If you’re a supplier, customer service has to be your number one priority right now. The industry has picked up massively in the last 18 months and installers need the best service possible to ensure their own businesses run smoothly.

#TNMP2 Update

Later on on Thursday I gave everyone a quick update about the upcoming Tweet N Meet Part 2 event coming up very soon next Saturday evening in Birmingham.

Upon arrival you’ll be given a green wristband with #TNMP2 on it. You will need this in order to get your free drinks at the bar. It also helps the hotel to know you’re part of the #TNMP2 party. Don’t take it off!

There are plenty of us actually staying in the Jurys Inn hotel, so if you want to book a room, do it now, as the hotel is either nearly fully booked, if it isn’t already. Don’t panic though, there are plenty of other hotels on Broad street. You can find out more by going to the #TNMP2 website byclicking here.

This is a great opportunity to have put some faces to some names you may only speak to online or over the phone. It’s a relaxed event where everyone is welcome. No agenda. Just an industry gathering to have a good time!

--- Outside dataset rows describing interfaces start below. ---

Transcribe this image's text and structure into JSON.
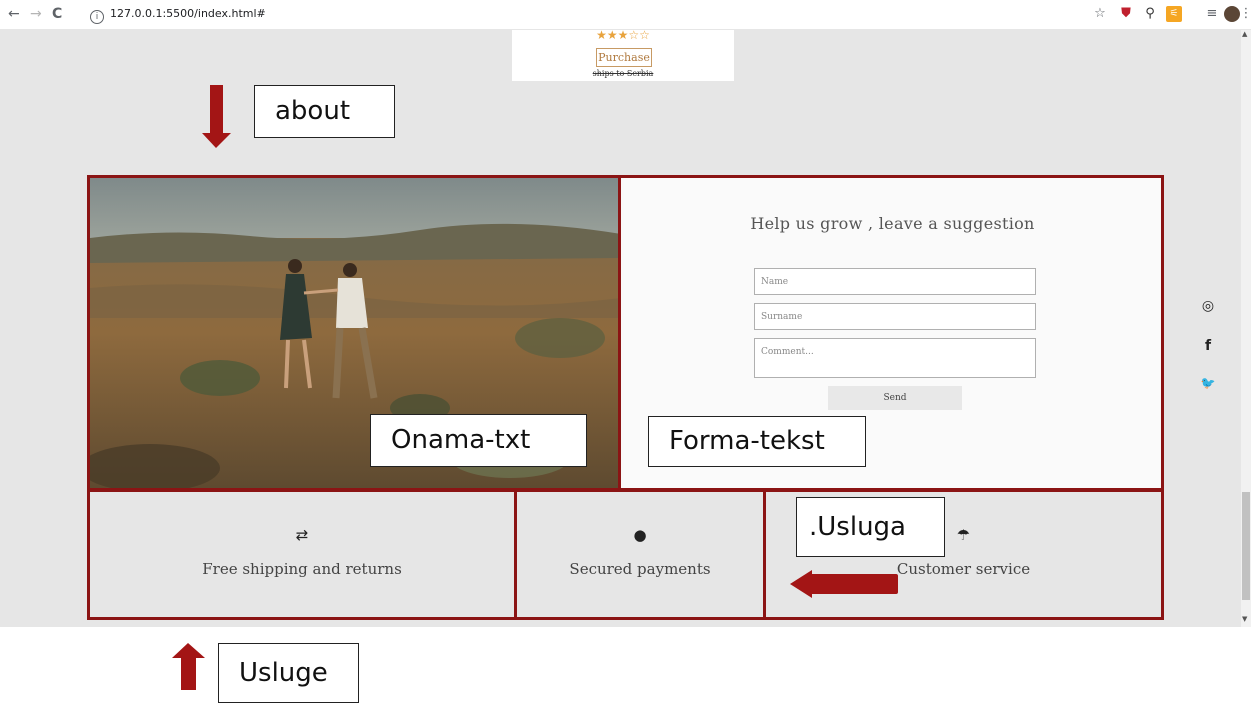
{
  "browser": {
    "url": "127.0.0.1:5500/index.html#",
    "info_symbol": "ⓘ",
    "nav": {
      "back": "←",
      "forward": "→",
      "reload": "C"
    },
    "toolbar_icons": [
      "☆",
      "⛊",
      "🔍",
      "◼",
      "≡",
      "●",
      "⋮"
    ]
  },
  "product": {
    "stars": "★★★☆☆",
    "purchase_label": "Purchase",
    "ships_text": "ships to Serbia"
  },
  "form": {
    "title": "Help us grow , leave a suggestion",
    "name_placeholder": "Name",
    "surname_placeholder": "Surname",
    "comment_placeholder": "Comment...",
    "send_label": "Send"
  },
  "services": [
    {
      "icon": "⇄",
      "icon_name": "retweet-icon",
      "label": "Free shipping and returns"
    },
    {
      "icon": "🔒",
      "icon_name": "lock-icon",
      "label": "Secured payments"
    },
    {
      "icon": "☂",
      "icon_name": "umbrella-icon",
      "label": "Customer service"
    }
  ],
  "social": {
    "instagram": "◎",
    "facebook": "f",
    "twitter": "🐦"
  },
  "annotations": {
    "about": "about",
    "onama": "Onama-txt",
    "forma": "Forma-tekst",
    "usluga": ".Usluga",
    "usluge": "Usluge"
  },
  "colors": {
    "accent_border": "#8b1414",
    "arrow": "#a31515",
    "star": "#e8a33d",
    "page_bg": "#e6e6e6"
  }
}
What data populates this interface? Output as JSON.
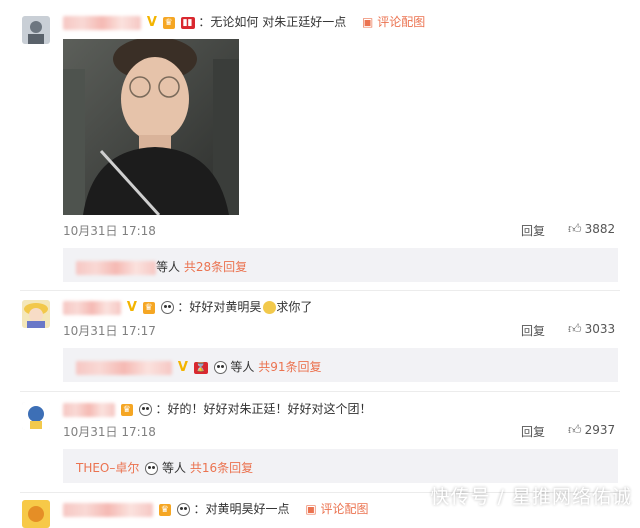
{
  "comments": [
    {
      "text": "：无论如何 对朱正廷好一点",
      "pic_link": "评论配图",
      "time": "10月31日 17:18",
      "reply": "回复",
      "likes": "3882",
      "sub_suffix": "等人",
      "sub_count": "共28条回复"
    },
    {
      "text": "：好好对黄明昊",
      "text_after": "求你了",
      "time": "10月31日 17:17",
      "reply": "回复",
      "likes": "3033",
      "sub_suffix": "等人",
      "sub_count": "共91条回复"
    },
    {
      "text": "：好的！好好对朱正廷！好好对这个团！",
      "time": "10月31日 17:18",
      "reply": "回复",
      "likes": "2937",
      "sub_user": "THEO–卓尔",
      "sub_suffix": "等人",
      "sub_count": "共16条回复"
    },
    {
      "text": "：对黄明昊好一点",
      "pic_link": "评论配图"
    }
  ],
  "watermark": "快传号 / 星推网络佑诚",
  "icons": {
    "thumb": "thumbs-up-icon",
    "pic": "image-icon"
  },
  "colors": {
    "accent": "#eb7350",
    "subbox_bg": "#f2f2f5"
  }
}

The night is set to be a great one with absolutely everyone welcome!

External Condensation 2

Last but not least, Friday saw me cover a subject that is continuing to irritate installers and homeowners alike during Autumn and Spring seasons. Now is the time for homeowners to be calling installers to report that their windows have condensation in a morning and that there must be a problem.

The only way to try and preempt this sort of thing is to educate the customer right at the beginning of the process. Tell them straight away that on some occasions, usually in Spring and Autumn, when the temperatures are at certain points, the outside of their windows may get condensation. But don’t just say it, tell them why it happens. If you need an example, here’s what it says on the Saint-Gobain UK website.

My posts on condensation have been by far the most read posts on DGB this week, which makes sense given the time of year. I hope that is homeowners have come on here and read the posts, they have understood why their windows are condensating in a morning and that there isn’t actually a fault with them. We can look forward to these calls for quite a few weeks to come.

Elsewhere in the industry…

Well, if you ask me it was a bit slow in terms of any major industry news. Lets see what next week brings!